» **Excerpted data**

__________

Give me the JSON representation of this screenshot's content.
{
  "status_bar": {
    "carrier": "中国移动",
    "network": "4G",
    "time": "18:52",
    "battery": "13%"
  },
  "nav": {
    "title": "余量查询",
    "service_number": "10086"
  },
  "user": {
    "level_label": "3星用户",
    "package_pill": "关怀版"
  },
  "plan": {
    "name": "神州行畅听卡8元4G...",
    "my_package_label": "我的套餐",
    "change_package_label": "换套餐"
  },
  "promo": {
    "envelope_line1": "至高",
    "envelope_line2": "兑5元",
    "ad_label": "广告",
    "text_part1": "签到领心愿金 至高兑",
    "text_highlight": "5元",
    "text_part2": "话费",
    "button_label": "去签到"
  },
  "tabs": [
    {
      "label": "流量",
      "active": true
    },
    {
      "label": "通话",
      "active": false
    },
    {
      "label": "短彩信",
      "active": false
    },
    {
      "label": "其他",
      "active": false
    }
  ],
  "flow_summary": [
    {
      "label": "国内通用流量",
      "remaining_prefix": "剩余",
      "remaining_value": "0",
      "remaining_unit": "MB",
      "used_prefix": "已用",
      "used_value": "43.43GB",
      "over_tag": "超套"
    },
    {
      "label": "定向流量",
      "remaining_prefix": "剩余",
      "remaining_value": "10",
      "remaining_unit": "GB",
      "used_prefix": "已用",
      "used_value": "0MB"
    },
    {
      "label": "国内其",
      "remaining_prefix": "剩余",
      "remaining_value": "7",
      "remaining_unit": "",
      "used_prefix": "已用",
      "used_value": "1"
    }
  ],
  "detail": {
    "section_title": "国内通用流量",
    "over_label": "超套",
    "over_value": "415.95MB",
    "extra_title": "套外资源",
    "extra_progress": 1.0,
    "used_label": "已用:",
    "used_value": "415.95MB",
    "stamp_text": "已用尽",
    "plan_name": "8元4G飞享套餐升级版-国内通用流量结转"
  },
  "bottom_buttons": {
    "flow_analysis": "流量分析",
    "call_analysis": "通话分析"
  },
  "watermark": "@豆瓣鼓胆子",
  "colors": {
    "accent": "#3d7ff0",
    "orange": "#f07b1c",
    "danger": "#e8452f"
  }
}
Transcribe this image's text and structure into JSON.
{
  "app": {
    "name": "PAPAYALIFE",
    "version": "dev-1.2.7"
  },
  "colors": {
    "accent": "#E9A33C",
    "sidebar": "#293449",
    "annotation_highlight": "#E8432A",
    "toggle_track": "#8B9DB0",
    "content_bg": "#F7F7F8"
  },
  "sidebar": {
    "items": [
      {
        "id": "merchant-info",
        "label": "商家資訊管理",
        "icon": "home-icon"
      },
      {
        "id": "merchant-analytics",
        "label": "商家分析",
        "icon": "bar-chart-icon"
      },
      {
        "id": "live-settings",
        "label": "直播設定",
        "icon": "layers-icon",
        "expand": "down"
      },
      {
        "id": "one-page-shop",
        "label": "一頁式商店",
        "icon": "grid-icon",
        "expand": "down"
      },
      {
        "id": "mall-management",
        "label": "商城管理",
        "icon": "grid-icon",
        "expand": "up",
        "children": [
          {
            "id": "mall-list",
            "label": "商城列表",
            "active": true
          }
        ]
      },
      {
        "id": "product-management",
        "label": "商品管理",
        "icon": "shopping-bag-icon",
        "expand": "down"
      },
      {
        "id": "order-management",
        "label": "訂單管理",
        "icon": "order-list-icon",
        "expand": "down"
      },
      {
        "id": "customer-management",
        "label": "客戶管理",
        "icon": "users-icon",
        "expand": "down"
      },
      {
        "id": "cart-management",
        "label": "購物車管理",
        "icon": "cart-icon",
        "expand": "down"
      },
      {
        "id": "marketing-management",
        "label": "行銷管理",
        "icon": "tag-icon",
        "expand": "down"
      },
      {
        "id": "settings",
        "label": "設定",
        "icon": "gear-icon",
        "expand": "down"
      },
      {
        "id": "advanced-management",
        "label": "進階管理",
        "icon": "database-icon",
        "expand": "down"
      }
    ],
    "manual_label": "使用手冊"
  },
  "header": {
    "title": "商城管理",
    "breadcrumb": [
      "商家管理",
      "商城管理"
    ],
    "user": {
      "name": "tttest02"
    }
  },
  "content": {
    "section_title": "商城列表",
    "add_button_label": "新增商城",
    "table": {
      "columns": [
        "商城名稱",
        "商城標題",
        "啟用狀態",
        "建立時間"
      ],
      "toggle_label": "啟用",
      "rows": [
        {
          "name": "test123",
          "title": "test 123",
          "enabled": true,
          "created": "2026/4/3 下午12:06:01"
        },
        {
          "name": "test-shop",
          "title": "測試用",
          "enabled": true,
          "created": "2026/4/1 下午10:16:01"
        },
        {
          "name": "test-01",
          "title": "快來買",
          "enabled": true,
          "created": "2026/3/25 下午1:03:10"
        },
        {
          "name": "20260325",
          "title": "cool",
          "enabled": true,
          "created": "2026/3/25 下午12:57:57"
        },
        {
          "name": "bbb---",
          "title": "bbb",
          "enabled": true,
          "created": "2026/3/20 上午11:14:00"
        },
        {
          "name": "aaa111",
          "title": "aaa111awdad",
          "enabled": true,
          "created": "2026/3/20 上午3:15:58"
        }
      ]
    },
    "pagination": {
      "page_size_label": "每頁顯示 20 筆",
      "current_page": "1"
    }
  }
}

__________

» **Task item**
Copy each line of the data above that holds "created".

» **Exercise result**
          "created": "2026/4/3 下午12:06:01"
          "created": "2026/4/1 下午10:16:01"
          "created": "2026/3/25 下午1:03:10"
          "created": "2026/3/25 下午12:57:57"
          "created": "2026/3/20 上午11:14:00"
          "created": "2026/3/20 上午3:15:58"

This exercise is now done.